This week's episode of Spotlight Seven features the oddly-named Mark With No Hair, whose portraits were selected by Spotlight 7 alum Francois Coquerel. Mark is a Baltimore resident, who takes some of his best portraits of his own children and their friends. Mark talks about his subjects, the relative unimportance of the camera, "Film and digital, new and old. I love them all. I dislike talking about cameras. Painters don’t talk about their brushes, sculptors their chisels. Why do photographers care?" and his use of light. Here's a small bit from his interview.
6. Some of those pictures, especially the one in the darkness, are really strange and a bit scary, but they are at the same time family pictures, how do you deal with this?
I think the darkness is more about creating mood, experimenting with shaping or directing light or perhaps just the natural light that was available at that moment. I do tend to use the darkness or conversely the lightness in an image to create a sense of mood. Perhaps that’s cliché or trite. I don’t know. But it works sometimes. I think it is hard to develop a sense of mood in a properly lit well exposed image that is full of saturated colors. I think that’s why you see the style currently being overused by commercial photographers of over saturated, contrasty images full of grain and detail like the work of Gary Land. I don’t mean to speak ill of this style. I like it and find it very appropriate for what it is used for. But it is a technical way of combining high contrast, dark settings , mood and saturation all into one image.

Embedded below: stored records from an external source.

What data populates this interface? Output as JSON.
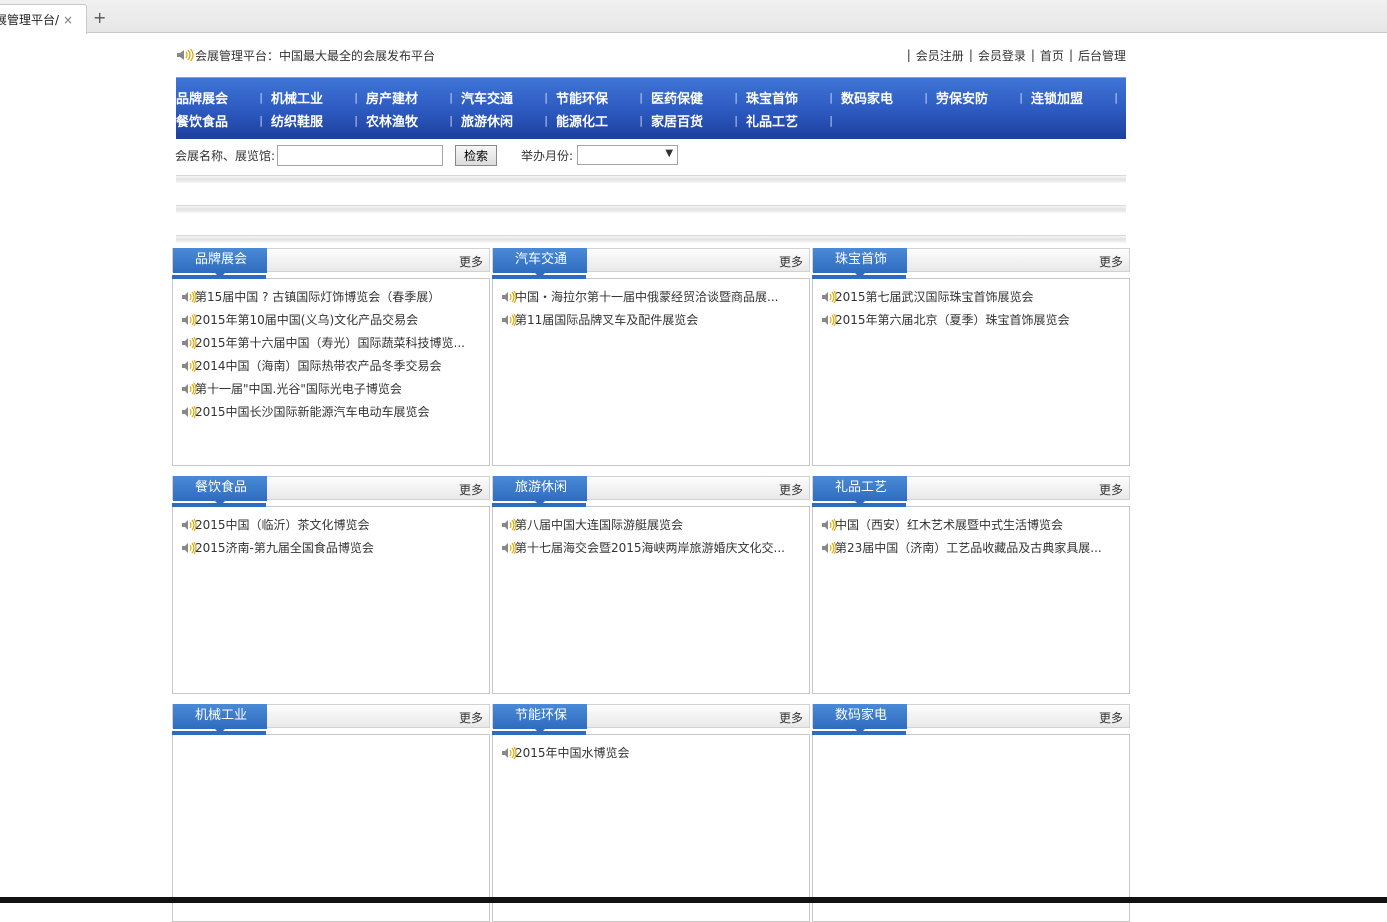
{
  "browser": {
    "tab_title": "展管理平台/",
    "tab_close": "×",
    "new_tab": "+"
  },
  "header": {
    "notice": "会展管理平台：中国最大最全的会展发布平台",
    "links": [
      "会员注册",
      "会员登录",
      "首页",
      "后台管理"
    ]
  },
  "nav": {
    "row1": [
      "品牌展会",
      "机械工业",
      "房产建材",
      "汽车交通",
      "节能环保",
      "医药保健",
      "珠宝首饰",
      "数码家电",
      "劳保安防",
      "连锁加盟"
    ],
    "row2": [
      "餐饮食品",
      "纺织鞋服",
      "农林渔牧",
      "旅游休闲",
      "能源化工",
      "家居百货",
      "礼品工艺"
    ]
  },
  "search": {
    "name_label": "会展名称、展览馆:",
    "name_value": "",
    "button": "检索",
    "month_label": "举办月份:",
    "month_value": "",
    "dropdown_arrow": "▼"
  },
  "panels": [
    {
      "title": "品牌展会",
      "more": "更多",
      "items": [
        "第15届中国 ? 古镇国际灯饰博览会（春季展）",
        "2015年第10届中国(义乌)文化产品交易会",
        "2015年第十六届中国（寿光）国际蔬菜科技博览...",
        "2014中国（海南）国际热带农产品冬季交易会",
        "第十一届\"中国.光谷\"国际光电子博览会",
        "2015中国长沙国际新能源汽车电动车展览会"
      ]
    },
    {
      "title": "汽车交通",
      "more": "更多",
      "items": [
        "中国・海拉尔第十一届中俄蒙经贸洽谈暨商品展...",
        "第11届国际品牌叉车及配件展览会"
      ]
    },
    {
      "title": "珠宝首饰",
      "more": "更多",
      "items": [
        "2015第七届武汉国际珠宝首饰展览会",
        "2015年第六届北京（夏季）珠宝首饰展览会"
      ]
    },
    {
      "title": "餐饮食品",
      "more": "更多",
      "items": [
        "2015中国（临沂）茶文化博览会",
        "2015济南-第九届全国食品博览会"
      ]
    },
    {
      "title": "旅游休闲",
      "more": "更多",
      "items": [
        "第八届中国大连国际游艇展览会",
        "第十七届海交会暨2015海峡两岸旅游婚庆文化交..."
      ]
    },
    {
      "title": "礼品工艺",
      "more": "更多",
      "items": [
        "中国（西安）红木艺术展暨中式生活博览会",
        "第23届中国（济南）工艺品收藏品及古典家具展..."
      ]
    },
    {
      "title": "机械工业",
      "more": "更多",
      "items": []
    },
    {
      "title": "节能环保",
      "more": "更多",
      "items": [
        "2015年中国水博览会"
      ]
    },
    {
      "title": "数码家电",
      "more": "更多",
      "items": []
    }
  ]
}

Please check out Mark's portraits and his interview, and extend your thanks to Francois for choosing such a deserving artist and such great photos.